### What you are asked to do:
Your output should be each line from the material below that has the word "title".

*** Opening Records supplied ***

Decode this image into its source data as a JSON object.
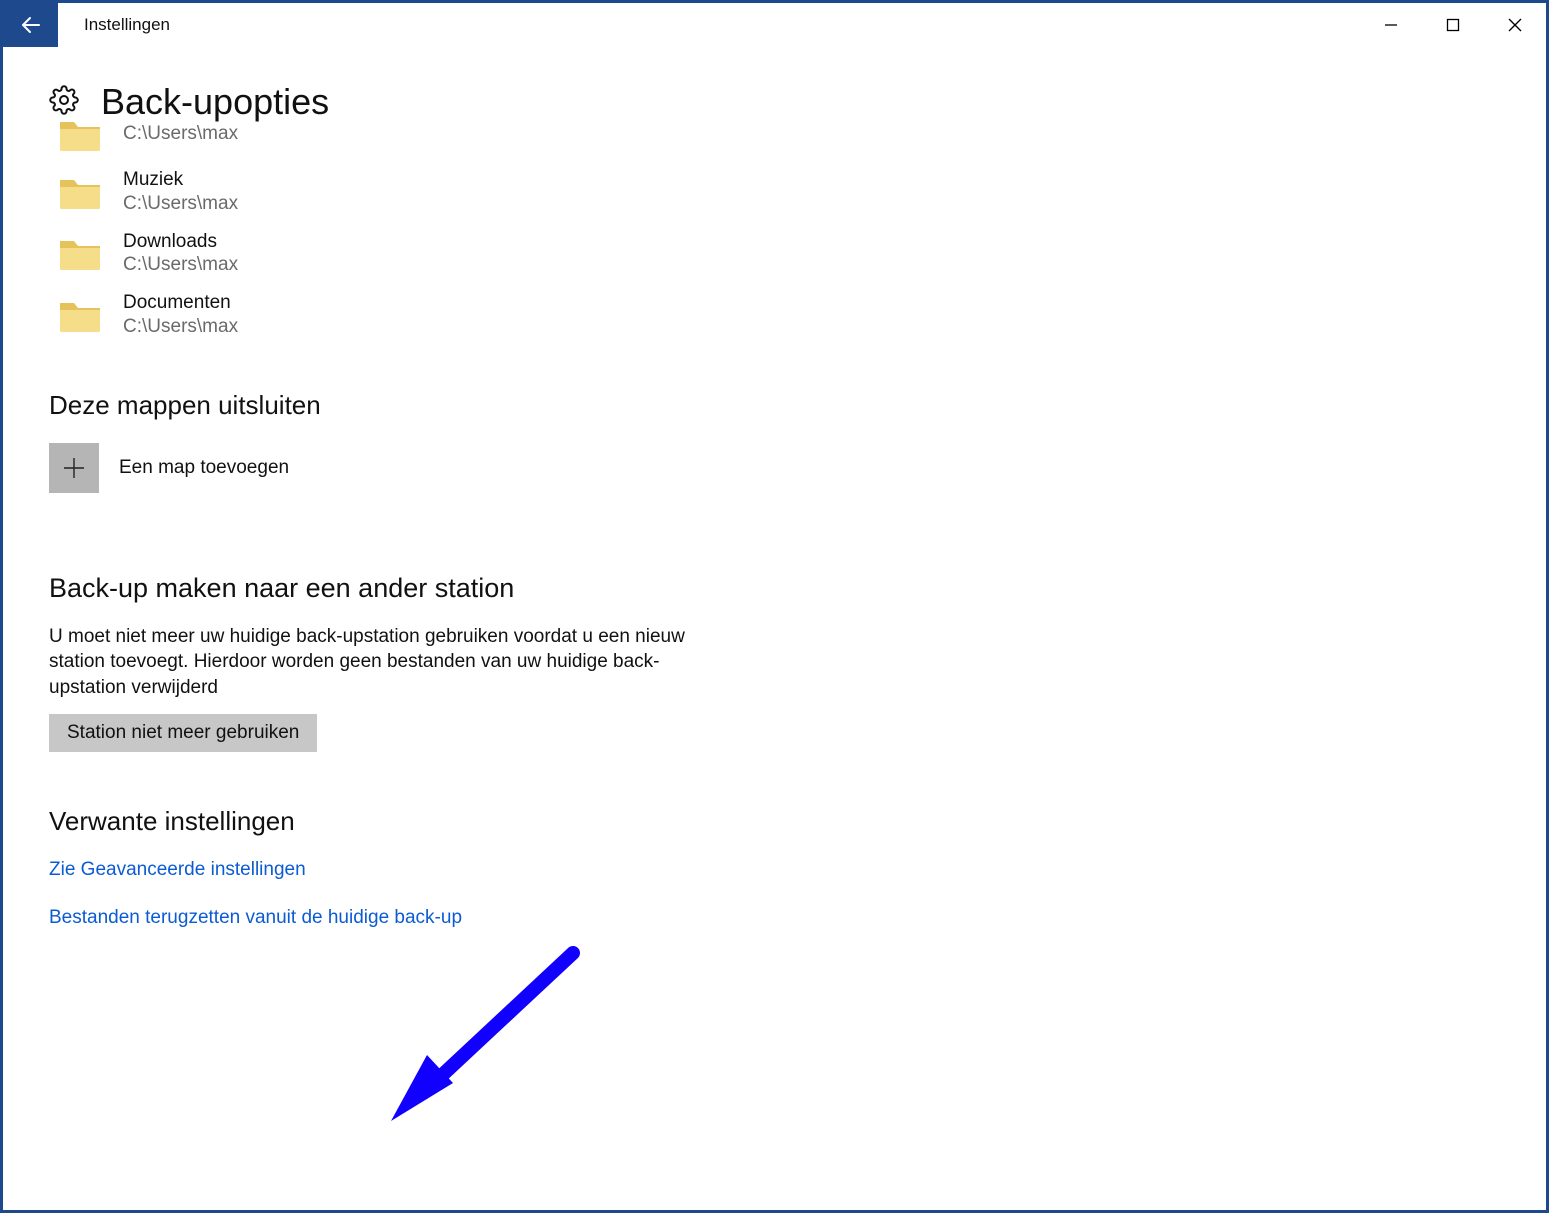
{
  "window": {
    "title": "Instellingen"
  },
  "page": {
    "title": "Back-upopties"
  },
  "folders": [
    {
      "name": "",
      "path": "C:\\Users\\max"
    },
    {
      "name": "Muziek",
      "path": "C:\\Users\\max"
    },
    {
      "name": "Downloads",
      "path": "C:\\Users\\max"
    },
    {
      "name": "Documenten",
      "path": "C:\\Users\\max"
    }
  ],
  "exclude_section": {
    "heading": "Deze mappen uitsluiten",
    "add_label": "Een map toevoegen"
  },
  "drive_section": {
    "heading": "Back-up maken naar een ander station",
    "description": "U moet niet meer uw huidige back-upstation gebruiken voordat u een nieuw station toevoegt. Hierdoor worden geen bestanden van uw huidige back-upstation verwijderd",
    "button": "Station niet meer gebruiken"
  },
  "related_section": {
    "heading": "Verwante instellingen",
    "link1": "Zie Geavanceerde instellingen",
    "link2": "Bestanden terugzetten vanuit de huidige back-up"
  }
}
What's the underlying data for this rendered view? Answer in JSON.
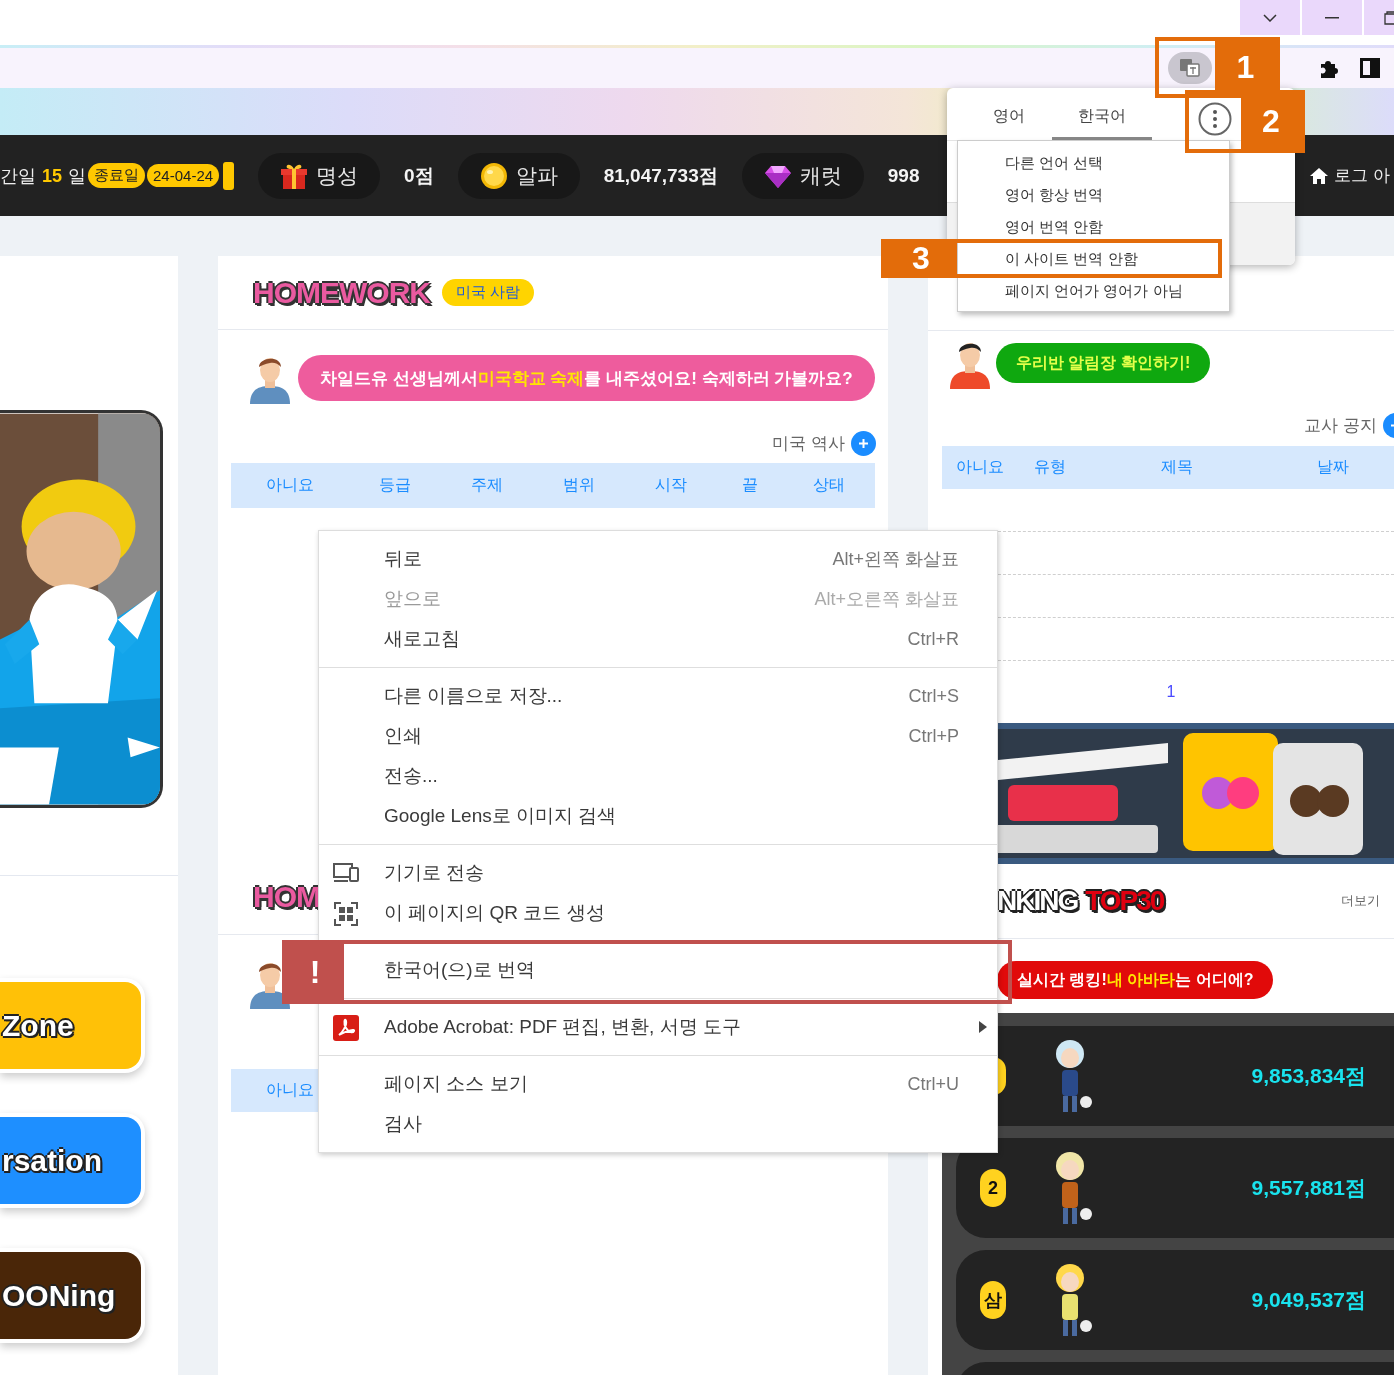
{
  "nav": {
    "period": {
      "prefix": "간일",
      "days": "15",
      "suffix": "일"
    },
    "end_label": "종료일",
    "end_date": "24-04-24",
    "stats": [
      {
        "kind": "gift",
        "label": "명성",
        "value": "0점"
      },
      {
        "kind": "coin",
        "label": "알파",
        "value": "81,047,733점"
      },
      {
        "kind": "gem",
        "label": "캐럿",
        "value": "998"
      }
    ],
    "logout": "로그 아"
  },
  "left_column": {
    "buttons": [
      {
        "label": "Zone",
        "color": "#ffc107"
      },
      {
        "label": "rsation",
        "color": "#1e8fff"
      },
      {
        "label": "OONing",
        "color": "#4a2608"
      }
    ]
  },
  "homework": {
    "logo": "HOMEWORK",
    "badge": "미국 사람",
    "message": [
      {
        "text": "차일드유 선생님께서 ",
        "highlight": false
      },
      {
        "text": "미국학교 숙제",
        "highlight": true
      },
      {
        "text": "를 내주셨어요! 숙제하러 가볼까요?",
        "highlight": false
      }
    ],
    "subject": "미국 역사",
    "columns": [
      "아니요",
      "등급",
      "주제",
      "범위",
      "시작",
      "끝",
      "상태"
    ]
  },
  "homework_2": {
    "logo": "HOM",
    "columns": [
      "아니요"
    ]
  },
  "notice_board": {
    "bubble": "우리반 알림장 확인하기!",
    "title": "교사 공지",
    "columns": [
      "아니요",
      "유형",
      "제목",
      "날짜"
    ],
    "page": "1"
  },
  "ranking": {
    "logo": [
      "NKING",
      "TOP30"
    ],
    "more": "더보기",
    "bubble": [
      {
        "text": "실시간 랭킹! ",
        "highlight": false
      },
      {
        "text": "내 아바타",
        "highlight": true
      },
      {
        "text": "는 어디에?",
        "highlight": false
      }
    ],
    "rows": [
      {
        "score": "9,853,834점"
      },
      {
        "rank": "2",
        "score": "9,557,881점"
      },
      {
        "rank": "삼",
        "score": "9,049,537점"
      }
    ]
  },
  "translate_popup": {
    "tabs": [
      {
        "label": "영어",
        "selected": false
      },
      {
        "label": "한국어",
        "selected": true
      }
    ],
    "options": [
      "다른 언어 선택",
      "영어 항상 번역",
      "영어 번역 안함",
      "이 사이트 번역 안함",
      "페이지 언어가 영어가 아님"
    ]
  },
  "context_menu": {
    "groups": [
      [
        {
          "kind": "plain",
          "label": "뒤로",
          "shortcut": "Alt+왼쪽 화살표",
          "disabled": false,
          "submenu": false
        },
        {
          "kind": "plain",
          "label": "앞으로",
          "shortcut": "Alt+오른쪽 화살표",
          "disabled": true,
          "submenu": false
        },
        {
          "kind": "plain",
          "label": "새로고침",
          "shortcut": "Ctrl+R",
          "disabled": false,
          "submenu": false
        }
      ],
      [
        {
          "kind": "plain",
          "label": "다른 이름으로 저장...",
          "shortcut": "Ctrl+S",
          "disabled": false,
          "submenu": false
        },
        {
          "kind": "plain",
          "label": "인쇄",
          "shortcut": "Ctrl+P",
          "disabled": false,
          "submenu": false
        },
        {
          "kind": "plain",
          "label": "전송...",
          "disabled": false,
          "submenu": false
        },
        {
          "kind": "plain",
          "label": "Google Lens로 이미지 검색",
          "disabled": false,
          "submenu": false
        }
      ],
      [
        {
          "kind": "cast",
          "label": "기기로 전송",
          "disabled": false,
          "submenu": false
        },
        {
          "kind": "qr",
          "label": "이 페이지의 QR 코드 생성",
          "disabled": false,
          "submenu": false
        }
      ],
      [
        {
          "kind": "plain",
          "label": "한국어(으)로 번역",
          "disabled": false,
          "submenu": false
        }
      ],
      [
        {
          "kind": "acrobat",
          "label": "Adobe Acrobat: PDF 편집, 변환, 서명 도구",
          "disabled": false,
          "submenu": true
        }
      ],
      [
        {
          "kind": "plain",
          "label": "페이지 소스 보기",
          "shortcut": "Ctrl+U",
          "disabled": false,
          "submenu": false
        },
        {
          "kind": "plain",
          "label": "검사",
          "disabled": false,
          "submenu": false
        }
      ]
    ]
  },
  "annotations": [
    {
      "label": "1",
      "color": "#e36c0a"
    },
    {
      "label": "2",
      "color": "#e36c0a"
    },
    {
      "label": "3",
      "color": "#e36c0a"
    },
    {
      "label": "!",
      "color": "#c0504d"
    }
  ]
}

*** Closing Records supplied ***
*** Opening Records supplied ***

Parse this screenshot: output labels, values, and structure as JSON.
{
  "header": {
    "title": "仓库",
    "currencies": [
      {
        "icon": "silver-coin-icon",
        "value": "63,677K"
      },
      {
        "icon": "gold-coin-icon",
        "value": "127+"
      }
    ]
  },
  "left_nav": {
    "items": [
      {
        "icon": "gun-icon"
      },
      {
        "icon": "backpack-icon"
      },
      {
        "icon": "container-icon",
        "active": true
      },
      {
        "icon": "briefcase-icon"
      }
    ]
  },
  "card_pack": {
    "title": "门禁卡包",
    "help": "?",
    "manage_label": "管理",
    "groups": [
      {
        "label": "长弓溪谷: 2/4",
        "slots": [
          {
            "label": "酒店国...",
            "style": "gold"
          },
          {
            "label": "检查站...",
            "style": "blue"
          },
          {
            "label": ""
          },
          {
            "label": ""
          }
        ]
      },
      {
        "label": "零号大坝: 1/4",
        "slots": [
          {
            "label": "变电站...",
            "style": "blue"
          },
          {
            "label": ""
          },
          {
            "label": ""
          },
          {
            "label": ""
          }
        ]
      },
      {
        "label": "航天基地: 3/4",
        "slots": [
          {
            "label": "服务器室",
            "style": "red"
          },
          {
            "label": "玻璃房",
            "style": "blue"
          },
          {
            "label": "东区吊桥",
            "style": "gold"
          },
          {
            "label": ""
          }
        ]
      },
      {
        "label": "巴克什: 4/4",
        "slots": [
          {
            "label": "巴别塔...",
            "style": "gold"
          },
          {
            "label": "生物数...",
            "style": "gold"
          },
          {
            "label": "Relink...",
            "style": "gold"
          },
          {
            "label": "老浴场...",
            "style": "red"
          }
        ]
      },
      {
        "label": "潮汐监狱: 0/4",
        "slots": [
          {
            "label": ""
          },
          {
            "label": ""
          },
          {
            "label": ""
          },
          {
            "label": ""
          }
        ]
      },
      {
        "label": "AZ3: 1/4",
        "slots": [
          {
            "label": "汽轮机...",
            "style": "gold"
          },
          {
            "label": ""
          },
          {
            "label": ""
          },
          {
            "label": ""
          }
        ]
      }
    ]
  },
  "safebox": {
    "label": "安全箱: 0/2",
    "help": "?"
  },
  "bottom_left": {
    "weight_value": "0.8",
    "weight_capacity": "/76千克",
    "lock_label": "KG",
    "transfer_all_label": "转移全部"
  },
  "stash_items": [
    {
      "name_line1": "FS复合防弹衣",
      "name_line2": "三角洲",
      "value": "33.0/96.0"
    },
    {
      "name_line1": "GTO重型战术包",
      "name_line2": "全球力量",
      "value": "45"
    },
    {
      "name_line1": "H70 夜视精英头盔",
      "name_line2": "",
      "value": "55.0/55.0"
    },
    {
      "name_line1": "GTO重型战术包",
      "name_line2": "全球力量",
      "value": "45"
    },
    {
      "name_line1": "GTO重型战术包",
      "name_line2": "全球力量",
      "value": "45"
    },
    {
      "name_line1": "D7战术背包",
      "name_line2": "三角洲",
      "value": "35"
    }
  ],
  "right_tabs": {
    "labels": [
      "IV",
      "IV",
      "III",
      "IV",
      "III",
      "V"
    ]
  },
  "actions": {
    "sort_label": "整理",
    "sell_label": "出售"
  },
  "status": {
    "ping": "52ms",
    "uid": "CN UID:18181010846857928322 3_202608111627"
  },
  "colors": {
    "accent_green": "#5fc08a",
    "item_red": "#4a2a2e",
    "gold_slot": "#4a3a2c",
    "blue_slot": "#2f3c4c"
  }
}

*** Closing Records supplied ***

### Exercise result:
    "title": "Instellingen"
    "title": "Back-upopties"
    "title": "교사 공지",
    "title": "仓库",
    "title": "门禁卡包",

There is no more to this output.